TASK STATEMENT :: Where a line in the listing below contains the word "this", copy that line.
☆ ☆ ☆ ☆
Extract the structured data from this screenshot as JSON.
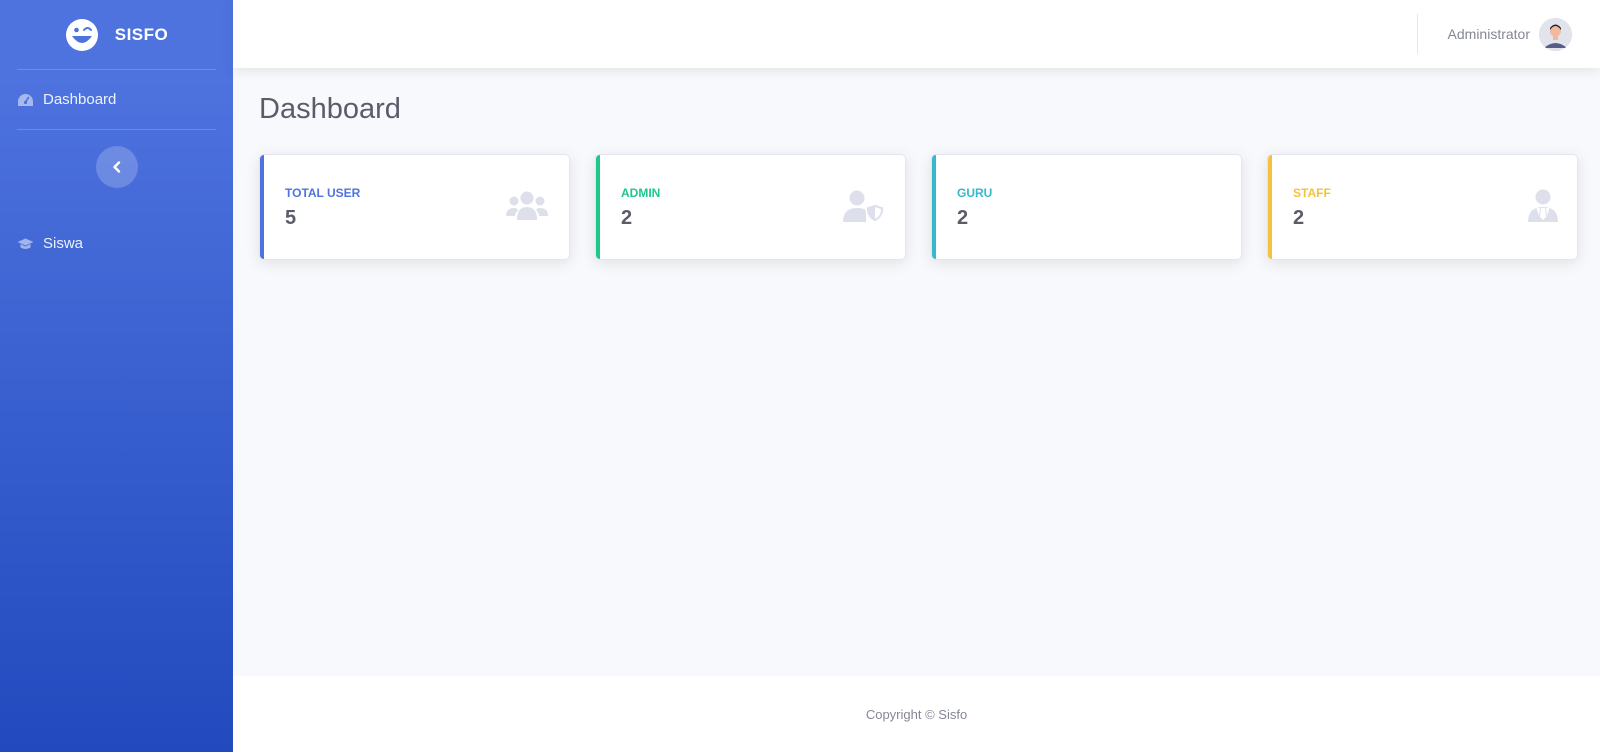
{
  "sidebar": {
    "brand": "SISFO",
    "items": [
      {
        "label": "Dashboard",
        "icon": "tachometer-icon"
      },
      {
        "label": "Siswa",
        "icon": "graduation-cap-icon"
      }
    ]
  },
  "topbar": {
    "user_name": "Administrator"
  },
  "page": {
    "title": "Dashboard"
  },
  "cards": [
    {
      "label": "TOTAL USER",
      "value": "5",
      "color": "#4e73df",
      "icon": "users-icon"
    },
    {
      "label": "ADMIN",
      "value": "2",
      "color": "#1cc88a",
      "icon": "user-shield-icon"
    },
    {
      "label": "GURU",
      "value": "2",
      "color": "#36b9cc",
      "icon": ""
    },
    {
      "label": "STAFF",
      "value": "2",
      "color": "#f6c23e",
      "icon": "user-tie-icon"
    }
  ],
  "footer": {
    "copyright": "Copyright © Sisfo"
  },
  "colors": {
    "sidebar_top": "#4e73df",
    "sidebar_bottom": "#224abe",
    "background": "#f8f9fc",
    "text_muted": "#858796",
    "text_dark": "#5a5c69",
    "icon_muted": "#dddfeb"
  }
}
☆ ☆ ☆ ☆
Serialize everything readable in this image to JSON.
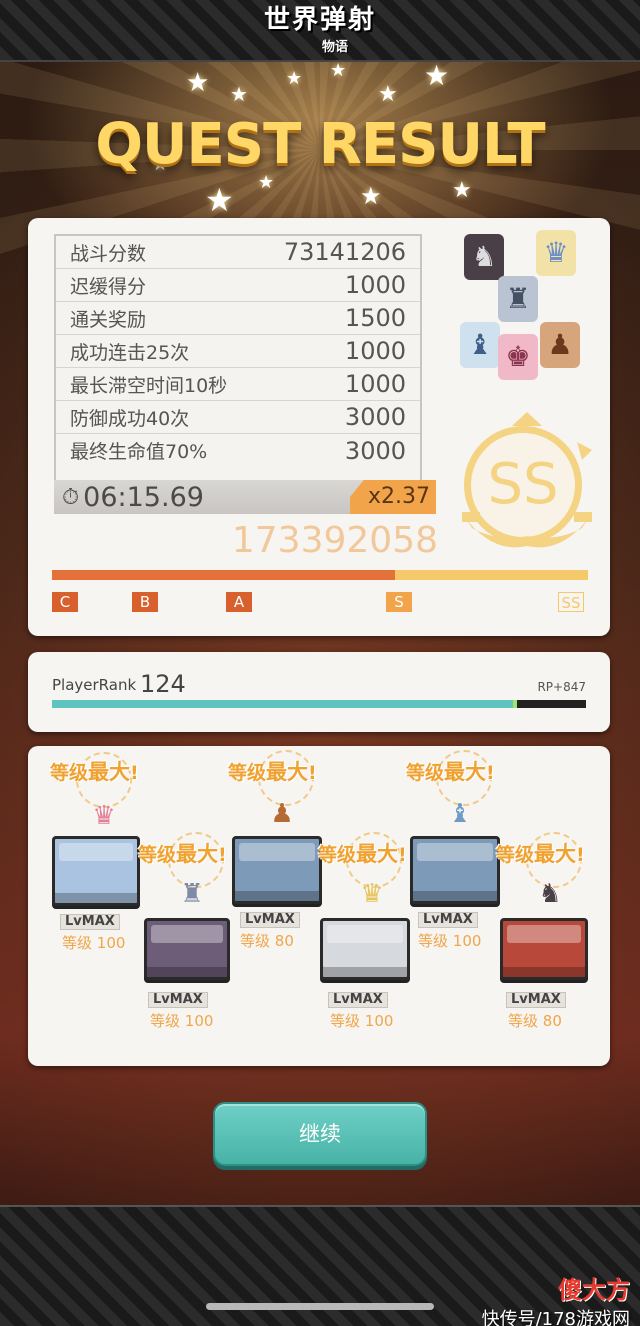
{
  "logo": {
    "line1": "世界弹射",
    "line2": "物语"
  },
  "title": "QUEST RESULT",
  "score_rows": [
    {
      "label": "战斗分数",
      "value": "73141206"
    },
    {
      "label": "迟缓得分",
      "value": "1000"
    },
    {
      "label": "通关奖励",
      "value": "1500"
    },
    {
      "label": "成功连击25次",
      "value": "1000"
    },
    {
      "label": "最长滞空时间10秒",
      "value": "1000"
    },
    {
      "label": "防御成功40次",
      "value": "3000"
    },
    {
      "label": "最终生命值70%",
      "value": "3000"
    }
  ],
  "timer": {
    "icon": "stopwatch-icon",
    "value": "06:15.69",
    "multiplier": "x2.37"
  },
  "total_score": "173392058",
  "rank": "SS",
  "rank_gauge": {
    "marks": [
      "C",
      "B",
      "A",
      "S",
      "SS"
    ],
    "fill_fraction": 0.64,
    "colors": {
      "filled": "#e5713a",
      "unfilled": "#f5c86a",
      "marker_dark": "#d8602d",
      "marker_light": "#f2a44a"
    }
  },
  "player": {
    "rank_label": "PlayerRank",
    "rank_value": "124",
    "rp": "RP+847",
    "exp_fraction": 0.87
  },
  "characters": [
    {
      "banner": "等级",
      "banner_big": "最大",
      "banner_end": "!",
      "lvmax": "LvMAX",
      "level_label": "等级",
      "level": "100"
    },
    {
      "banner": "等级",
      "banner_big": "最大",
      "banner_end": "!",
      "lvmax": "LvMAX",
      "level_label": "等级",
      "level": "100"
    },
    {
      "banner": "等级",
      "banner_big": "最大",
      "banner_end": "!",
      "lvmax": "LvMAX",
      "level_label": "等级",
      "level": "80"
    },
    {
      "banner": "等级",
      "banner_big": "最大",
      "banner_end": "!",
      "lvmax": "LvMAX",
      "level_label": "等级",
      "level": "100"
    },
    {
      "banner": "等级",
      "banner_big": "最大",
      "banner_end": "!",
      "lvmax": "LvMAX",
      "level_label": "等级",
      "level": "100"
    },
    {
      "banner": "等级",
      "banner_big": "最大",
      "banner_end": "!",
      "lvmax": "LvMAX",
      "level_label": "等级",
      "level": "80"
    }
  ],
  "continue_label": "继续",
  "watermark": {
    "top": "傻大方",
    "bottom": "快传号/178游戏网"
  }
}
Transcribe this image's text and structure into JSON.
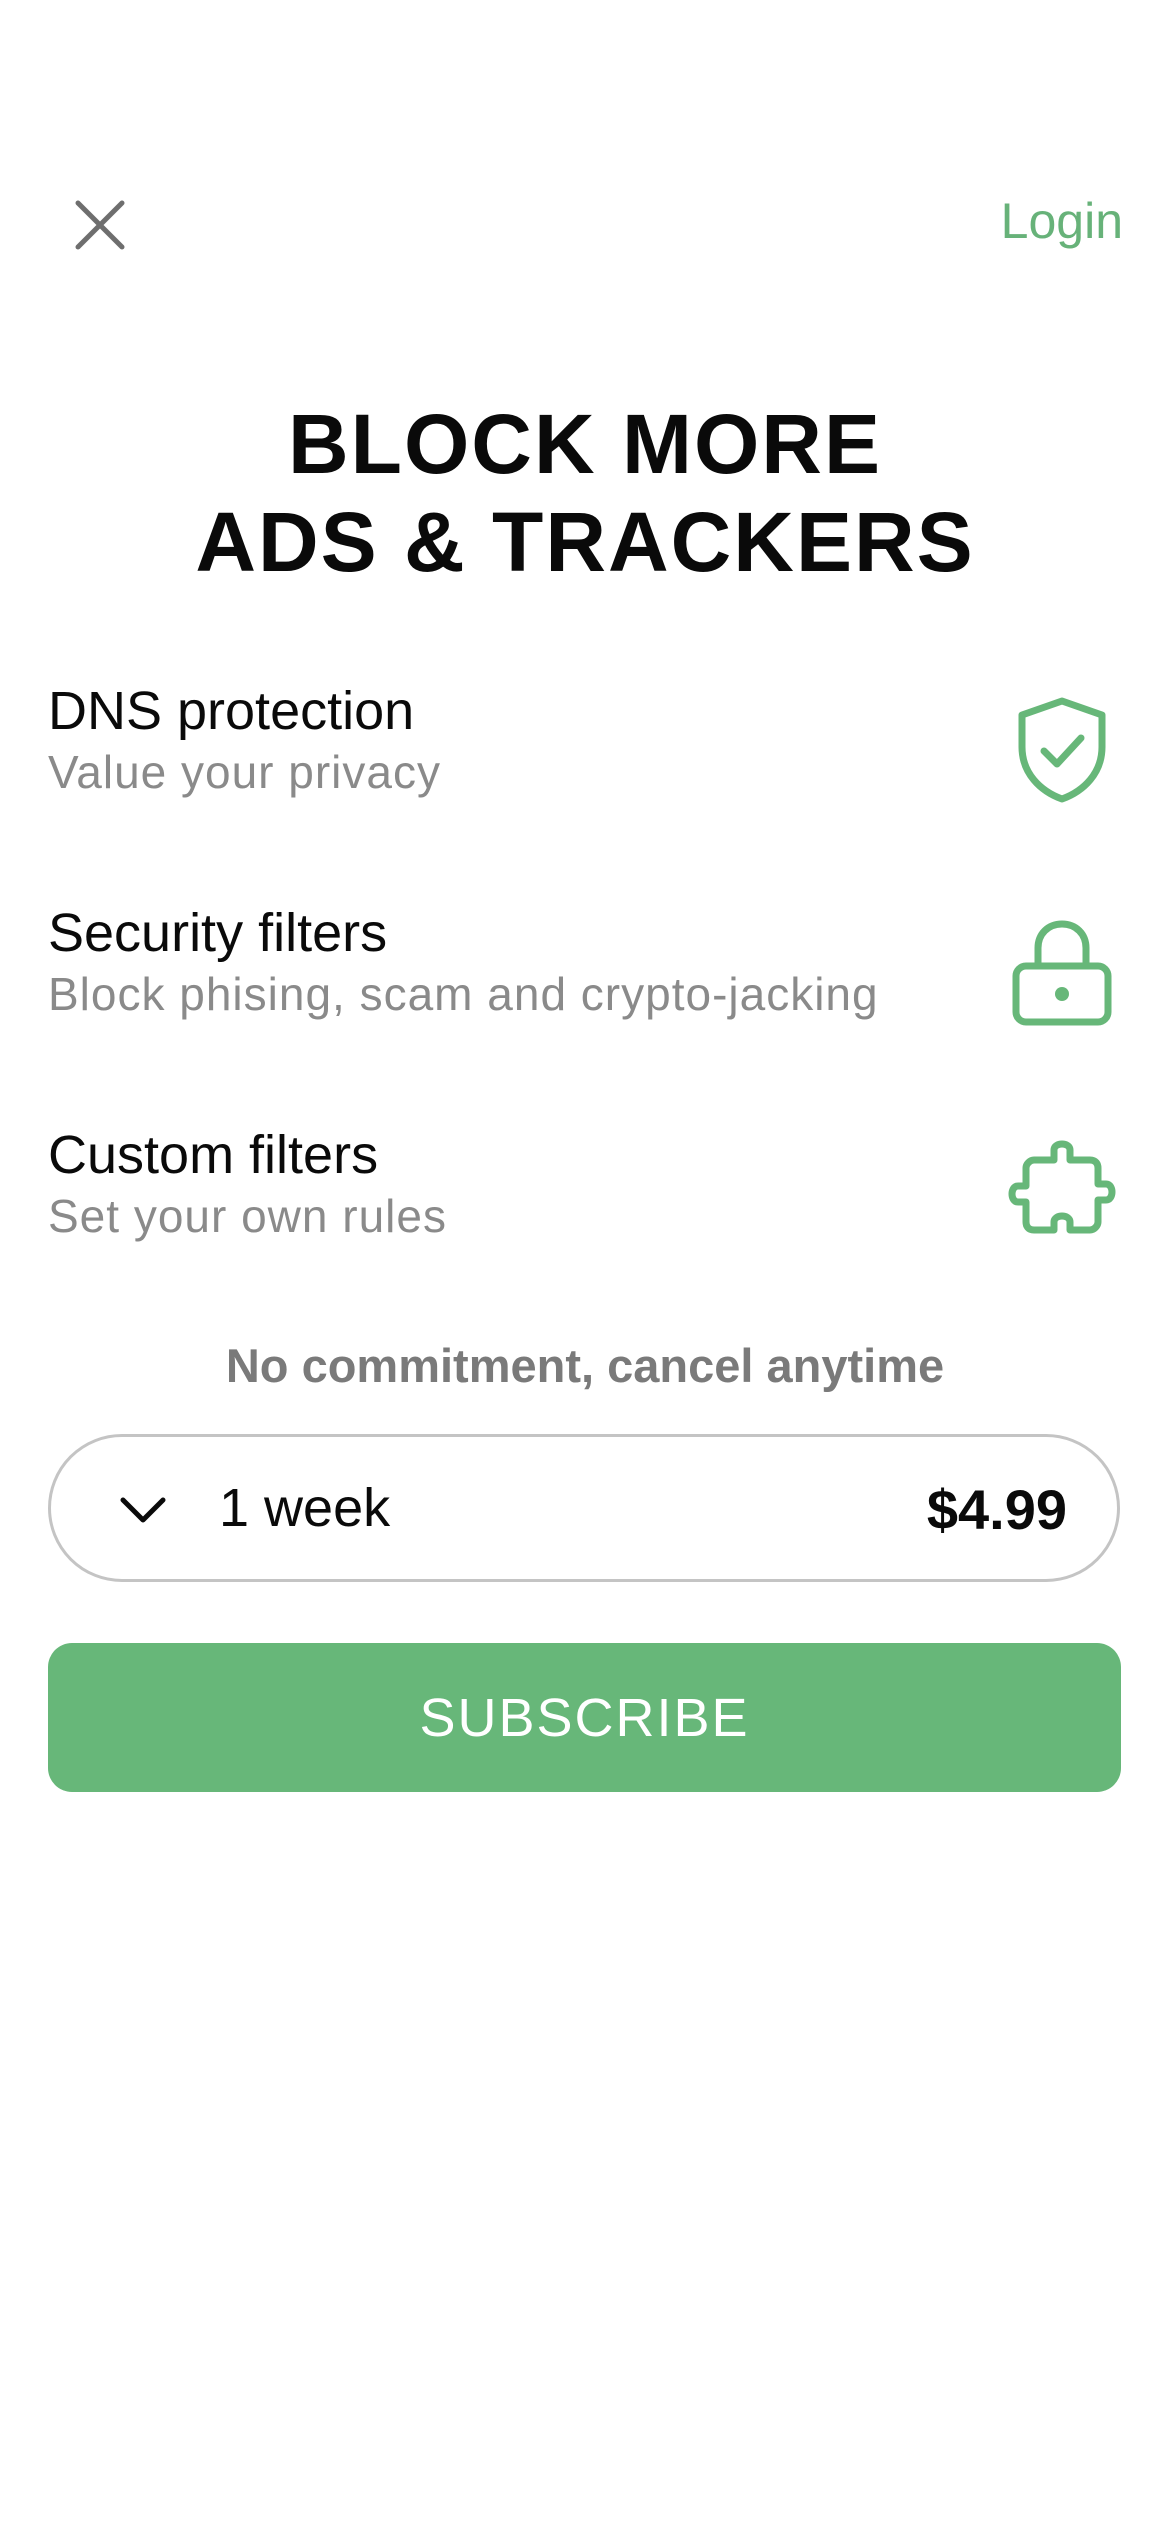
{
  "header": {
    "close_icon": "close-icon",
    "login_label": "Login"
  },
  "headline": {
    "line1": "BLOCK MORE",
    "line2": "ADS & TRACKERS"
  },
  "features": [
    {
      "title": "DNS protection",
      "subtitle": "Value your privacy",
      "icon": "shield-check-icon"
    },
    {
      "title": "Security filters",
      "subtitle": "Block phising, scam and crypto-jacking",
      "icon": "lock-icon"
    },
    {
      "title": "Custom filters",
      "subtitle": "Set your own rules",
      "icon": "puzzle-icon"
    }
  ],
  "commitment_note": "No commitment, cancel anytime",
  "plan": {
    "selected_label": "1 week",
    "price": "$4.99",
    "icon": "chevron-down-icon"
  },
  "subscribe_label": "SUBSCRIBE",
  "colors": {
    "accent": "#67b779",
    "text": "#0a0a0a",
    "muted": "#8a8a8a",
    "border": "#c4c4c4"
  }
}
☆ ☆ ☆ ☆
COMPLETED EXERCISE ::
Extract the structured data from this screenshot as JSON.
Serialize everything readable in this image to JSON.
Transcribe this image's text and structure into JSON.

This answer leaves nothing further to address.